John Tirman of the MIT Center for International Studies argues that a new engagement with the regional players in an effort end the Iraq war is inevitable. The idea of bringing in the neighbors to help stabilize and reduce the violence in Iraq is very attractive, and could contribute to a plausible exit strategy for the United States. The article discusses the merits of different versions of “regionalization”.
In announcing a new tack on Iraq, President Bush chastised Iran and Syria for meddling in their neighbor’s affairs, brushed aside appeals for direct talks, and deployed an additional carrier-strike group to the region.
Authors: Christopher M. Blanchard, Kenneth Katzman, Carol Migdalovitz, Alfred B. Prados, and Jeremy M. Sharp
Congressional Research Service report that provides information about the current perspectives and policies of Iraq’s neighbors; analyzes potential regional responses to continued insurgency, wider sectarian or ethnic violence, and long-term stabilization; discusses shared concerns and U.S. long-term regional interests; and reviews U.S. policy options for responding to various contingencies.

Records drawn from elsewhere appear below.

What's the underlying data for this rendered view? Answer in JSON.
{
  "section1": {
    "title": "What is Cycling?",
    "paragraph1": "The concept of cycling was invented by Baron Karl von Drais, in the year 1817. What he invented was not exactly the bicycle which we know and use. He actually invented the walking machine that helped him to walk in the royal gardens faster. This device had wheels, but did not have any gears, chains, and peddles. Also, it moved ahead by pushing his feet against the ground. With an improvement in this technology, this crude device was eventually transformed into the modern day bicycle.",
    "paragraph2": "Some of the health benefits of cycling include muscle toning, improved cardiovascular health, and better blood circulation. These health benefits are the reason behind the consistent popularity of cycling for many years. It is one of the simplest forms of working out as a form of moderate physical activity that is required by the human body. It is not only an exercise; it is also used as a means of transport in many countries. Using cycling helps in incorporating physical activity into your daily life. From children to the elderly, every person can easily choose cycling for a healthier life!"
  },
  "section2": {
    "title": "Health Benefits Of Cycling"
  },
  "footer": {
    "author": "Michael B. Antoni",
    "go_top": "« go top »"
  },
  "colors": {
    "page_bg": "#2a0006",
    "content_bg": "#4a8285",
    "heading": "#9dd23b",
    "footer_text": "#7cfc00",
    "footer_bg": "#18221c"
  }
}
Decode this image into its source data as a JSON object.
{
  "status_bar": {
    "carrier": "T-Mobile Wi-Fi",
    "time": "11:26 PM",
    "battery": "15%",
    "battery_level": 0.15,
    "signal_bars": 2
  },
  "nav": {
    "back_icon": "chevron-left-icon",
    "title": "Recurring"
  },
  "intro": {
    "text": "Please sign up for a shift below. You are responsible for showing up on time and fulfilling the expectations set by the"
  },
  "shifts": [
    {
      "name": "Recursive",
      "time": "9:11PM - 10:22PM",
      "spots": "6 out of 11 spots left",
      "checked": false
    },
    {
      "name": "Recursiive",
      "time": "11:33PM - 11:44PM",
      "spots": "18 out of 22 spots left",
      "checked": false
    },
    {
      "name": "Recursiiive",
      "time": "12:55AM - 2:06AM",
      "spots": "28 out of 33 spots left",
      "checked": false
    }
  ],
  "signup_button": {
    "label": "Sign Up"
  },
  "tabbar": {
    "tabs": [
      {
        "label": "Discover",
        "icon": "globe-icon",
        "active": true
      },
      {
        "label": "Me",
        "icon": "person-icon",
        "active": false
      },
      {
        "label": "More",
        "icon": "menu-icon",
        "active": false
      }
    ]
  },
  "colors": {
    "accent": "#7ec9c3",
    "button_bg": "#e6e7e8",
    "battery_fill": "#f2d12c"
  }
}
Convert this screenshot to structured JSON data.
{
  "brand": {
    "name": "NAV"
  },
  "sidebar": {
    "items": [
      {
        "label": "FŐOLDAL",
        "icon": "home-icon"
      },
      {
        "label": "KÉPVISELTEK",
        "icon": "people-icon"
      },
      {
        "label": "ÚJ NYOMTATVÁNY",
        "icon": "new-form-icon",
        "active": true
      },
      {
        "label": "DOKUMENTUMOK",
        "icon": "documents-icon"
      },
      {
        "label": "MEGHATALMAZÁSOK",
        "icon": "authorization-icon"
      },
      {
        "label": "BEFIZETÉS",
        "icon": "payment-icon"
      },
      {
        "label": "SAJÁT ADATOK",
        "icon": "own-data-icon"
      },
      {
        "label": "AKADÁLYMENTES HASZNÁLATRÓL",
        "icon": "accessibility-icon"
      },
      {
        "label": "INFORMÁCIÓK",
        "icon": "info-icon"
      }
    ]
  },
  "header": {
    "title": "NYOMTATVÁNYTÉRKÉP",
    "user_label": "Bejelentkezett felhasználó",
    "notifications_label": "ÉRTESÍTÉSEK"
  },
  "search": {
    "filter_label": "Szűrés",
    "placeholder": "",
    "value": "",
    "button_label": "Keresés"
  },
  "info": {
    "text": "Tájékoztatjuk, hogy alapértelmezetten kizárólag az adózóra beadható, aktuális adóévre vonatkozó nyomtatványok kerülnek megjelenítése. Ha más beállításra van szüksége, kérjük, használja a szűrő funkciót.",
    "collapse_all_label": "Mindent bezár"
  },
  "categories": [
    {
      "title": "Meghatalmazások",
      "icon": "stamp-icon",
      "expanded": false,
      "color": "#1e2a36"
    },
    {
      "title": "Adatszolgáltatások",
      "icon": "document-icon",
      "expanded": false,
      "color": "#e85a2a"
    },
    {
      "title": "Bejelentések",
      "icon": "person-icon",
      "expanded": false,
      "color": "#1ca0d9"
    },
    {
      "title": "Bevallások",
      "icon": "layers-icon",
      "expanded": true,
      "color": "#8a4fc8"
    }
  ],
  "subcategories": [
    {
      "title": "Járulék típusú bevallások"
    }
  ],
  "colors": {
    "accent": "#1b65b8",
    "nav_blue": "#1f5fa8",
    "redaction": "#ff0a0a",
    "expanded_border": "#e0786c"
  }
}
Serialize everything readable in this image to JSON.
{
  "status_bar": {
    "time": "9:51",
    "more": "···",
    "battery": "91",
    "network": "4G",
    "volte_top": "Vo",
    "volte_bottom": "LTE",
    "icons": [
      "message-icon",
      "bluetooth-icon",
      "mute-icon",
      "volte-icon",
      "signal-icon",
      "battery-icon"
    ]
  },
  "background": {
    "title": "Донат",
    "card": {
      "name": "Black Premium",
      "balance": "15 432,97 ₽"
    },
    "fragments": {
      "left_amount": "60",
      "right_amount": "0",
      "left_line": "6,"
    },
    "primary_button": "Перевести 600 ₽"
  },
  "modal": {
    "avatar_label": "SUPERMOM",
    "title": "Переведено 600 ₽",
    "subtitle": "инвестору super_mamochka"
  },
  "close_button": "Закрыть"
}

A special report from USIP in a series looking at Iraq and its neighbours, on the role Jordan is playing in the effort to stabilize Iraq. USIP says Jordan wants a strong, stable, moderate, and unified Iraq. Having wrestled with the dilemmas of an assertive Iraq for many years, Jordan—like Iraq's other neighbors—now faces a myriad of challenges presented by a weak Iraq. The kingdom, for years a linchpin in the U.S. strategy to promote peace and stability in the region, is now less secure in the wake of the U.S.-led occupation of Iraq. Jordanian leaders worry that Iraq is becoming a haven for terrorist groups, a fear dramatically heightened by the November 2005 suicide bombings in Amman. Jordan also has an interest in the development of an Iraq that does not inspire radical Islamist politics in Jordan. Moreover, the kingdom is anxious about growing Iranian involvement in Iraqi politics, and—more broadly—increasing Iranian and Shiite influence in the region.
Richard C. Holbrooke interviewed by Lionel Beehner
Former U.S. Ambassador to the UN Richard C. Holbrooke says a Bosnia-like regional conference on Iraq is a “very good idea” but that “none of the major factors that occurred in Bosnia would apply here.”
The new prime minister of Japan, Shinzo Abe, faces the difficult task of mending frayed relations with China and South Korea. Experts say that Abe has made initial progress, but the North Korea nuclear test presents new challenges for northeast Asian relations.
The African Union is assuming an increasingly high-profile role in peacekeeping on the continent, most recently in Sudan’s Darfur region. But the young institution faces organizational and financial barriers that are limiting its effectiveness.
Speakers: Toby Dodge, Steven Simon, and Shibley Telhami
F. Gregory Gause III leads a discussion on the impact of the U.S. intervention in Iraq on the wider Middle East. Shibley Telhami sums up the discussion by acknowledging that pulling out of Iraq today could lead toward even more civil war but says, “At this point, whatever we do, we have very little impact on the outcome in Iraq, whether we stay or go.”
Australia is assuming a more prominent role in Pacific Rim security affairs, increasingly deploying forces to troubled states in the region in an attempt to stabilize them. While its moves are welcomed by some of its neighbors, others are wary of Canberra's strong military and its close relationship with Washington.
Report states that predatory neighbours have been a fact of life for the Afghan state throughout most of its history. The region's opportunistic states are liable to revive their interventions in Afghanistan in the event of a faltering Kabul government or an international community that reneges on its commitments to help secure and rebuild the country. Already there are some indications that the forbearance shown by neighbors in recent years may be flagging.
Sudan's bid to chair this year's African Union Summit has brought fierce criticism from opponents who say Khartoum's human rights record would damage the organization's efforts at reform. Sudan continues to fight a bloody civil war and the government faces accusations of human rights abuse in its Darfur region.
This module examines economic regionalism in East Asia and its implications for U.S. policy in the region, but it also addresses several important themes relevant to university level economic, political economy, international relations or regional studies courses.
The United States spends approximately $700 million per year in the Andean region, but this Commission report concludes that current U.S. policy--focused narrowly on "drugs and thugs" in the Andes--cannot achieve U.S. regional goals of democracy, prosperity, and security. Andes 2020 offers bold new recommendations to recalibrate U.S. policy to better meet its objectives.
The Council on Foreign Relations' David Rockefeller Studies Program—CFR's "think tank"—is home to more than seventy full-time, adjunct, and visiting scholars and practitioners (called "fellows"). Their expertise covers the world's major regions as well as the critical issues shaping today's global agenda. Download the printable CFR Experts Guide.